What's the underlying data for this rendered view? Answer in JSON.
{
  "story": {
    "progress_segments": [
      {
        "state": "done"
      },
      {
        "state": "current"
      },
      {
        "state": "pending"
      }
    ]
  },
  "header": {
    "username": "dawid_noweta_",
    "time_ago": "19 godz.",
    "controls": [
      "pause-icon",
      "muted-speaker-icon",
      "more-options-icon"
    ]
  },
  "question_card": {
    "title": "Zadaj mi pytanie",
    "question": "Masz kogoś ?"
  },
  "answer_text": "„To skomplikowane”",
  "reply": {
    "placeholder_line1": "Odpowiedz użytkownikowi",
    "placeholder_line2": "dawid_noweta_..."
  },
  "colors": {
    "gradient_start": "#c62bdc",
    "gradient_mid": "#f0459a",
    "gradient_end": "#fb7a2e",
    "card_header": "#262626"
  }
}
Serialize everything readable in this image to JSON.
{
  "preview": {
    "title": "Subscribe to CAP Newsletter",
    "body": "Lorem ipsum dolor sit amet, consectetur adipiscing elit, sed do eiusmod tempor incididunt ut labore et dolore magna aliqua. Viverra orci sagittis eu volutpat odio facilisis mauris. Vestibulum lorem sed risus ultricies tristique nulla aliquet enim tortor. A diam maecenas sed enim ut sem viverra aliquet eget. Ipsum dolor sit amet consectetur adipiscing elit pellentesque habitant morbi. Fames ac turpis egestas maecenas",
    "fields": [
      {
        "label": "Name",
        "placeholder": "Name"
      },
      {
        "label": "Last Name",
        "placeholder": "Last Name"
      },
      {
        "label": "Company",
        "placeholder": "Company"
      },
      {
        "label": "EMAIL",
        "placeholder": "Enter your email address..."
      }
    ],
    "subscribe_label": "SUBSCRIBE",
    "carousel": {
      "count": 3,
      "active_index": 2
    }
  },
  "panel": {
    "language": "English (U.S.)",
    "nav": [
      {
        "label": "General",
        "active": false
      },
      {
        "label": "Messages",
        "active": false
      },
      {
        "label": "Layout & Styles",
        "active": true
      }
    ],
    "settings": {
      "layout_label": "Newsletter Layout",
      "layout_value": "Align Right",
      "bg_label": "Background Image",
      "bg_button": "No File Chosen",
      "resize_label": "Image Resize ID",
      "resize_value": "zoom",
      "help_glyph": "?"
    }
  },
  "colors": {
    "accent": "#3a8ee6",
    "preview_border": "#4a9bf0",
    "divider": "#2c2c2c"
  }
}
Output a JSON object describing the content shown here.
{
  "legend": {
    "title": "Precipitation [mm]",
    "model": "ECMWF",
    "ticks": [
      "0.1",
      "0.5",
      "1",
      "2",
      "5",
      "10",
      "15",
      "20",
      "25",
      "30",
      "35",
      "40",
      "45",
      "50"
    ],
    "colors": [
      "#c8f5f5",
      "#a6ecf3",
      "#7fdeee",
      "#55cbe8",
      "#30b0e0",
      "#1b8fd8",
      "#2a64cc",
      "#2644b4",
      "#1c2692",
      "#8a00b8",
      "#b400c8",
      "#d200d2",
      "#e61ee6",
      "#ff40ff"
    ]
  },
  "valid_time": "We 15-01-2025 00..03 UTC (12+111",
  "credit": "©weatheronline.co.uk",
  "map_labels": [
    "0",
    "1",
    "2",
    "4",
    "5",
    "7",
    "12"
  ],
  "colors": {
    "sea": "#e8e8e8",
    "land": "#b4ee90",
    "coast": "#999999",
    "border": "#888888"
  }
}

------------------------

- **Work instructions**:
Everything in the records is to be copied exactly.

- **Exercise response**:
What's the underlying data for this rendered view? Answer in JSON.
{
  "story": {
    "progress_segments": [
      {
        "state": "done"
      },
      {
        "state": "current"
      },
      {
        "state": "pending"
      }
    ]
  },
  "header": {
    "username": "dawid_noweta_",
    "time_ago": "19 godz.",
    "controls": [
      "pause-icon",
      "muted-speaker-icon",
      "more-options-icon"
    ]
  },
  "question_card": {
    "title": "Zadaj mi pytanie",
    "question": "Masz kogoś ?"
  },
  "answer_text": "„To skomplikowane”",
  "reply": {
    "placeholder_line1": "Odpowiedz użytkownikowi",
    "placeholder_line2": "dawid_noweta_..."
  },
  "colors": {
    "gradient_start": "#c62bdc",
    "gradient_mid": "#f0459a",
    "gradient_end": "#fb7a2e",
    "card_header": "#262626"
  }
}
Serialize everything readable in this image to JSON.
{
  "preview": {
    "title": "Subscribe to CAP Newsletter",
    "body": "Lorem ipsum dolor sit amet, consectetur adipiscing elit, sed do eiusmod tempor incididunt ut labore et dolore magna aliqua. Viverra orci sagittis eu volutpat odio facilisis mauris. Vestibulum lorem sed risus ultricies tristique nulla aliquet enim tortor. A diam maecenas sed enim ut sem viverra aliquet eget. Ipsum dolor sit amet consectetur adipiscing elit pellentesque habitant morbi. Fames ac turpis egestas maecenas",
    "fields": [
      {
        "label": "Name",
        "placeholder": "Name"
      },
      {
        "label": "Last Name",
        "placeholder": "Last Name"
      },
      {
        "label": "Company",
        "placeholder": "Company"
      },
      {
        "label": "EMAIL",
        "placeholder": "Enter your email address..."
      }
    ],
    "subscribe_label": "SUBSCRIBE",
    "carousel": {
      "count": 3,
      "active_index": 2
    }
  },
  "panel": {
    "language": "English (U.S.)",
    "nav": [
      {
        "label": "General",
        "active": false
      },
      {
        "label": "Messages",
        "active": false
      },
      {
        "label": "Layout & Styles",
        "active": true
      }
    ],
    "settings": {
      "layout_label": "Newsletter Layout",
      "layout_value": "Align Right",
      "bg_label": "Background Image",
      "bg_button": "No File Chosen",
      "resize_label": "Image Resize ID",
      "resize_value": "zoom",
      "help_glyph": "?"
    }
  },
  "colors": {
    "accent": "#3a8ee6",
    "preview_border": "#4a9bf0",
    "divider": "#2c2c2c"
  }
}
Output a JSON object describing the content shown here.
{
  "legend": {
    "title": "Precipitation [mm]",
    "model": "ECMWF",
    "ticks": [
      "0.1",
      "0.5",
      "1",
      "2",
      "5",
      "10",
      "15",
      "20",
      "25",
      "30",
      "35",
      "40",
      "45",
      "50"
    ],
    "colors": [
      "#c8f5f5",
      "#a6ecf3",
      "#7fdeee",
      "#55cbe8",
      "#30b0e0",
      "#1b8fd8",
      "#2a64cc",
      "#2644b4",
      "#1c2692",
      "#8a00b8",
      "#b400c8",
      "#d200d2",
      "#e61ee6",
      "#ff40ff"
    ]
  },
  "valid_time": "We 15-01-2025 00..03 UTC (12+111",
  "credit": "©weatheronline.co.uk",
  "map_labels": [
    "0",
    "1",
    "2",
    "4",
    "5",
    "7",
    "12"
  ],
  "colors": {
    "sea": "#e8e8e8",
    "land": "#b4ee90",
    "coast": "#999999",
    "border": "#888888"
  }
}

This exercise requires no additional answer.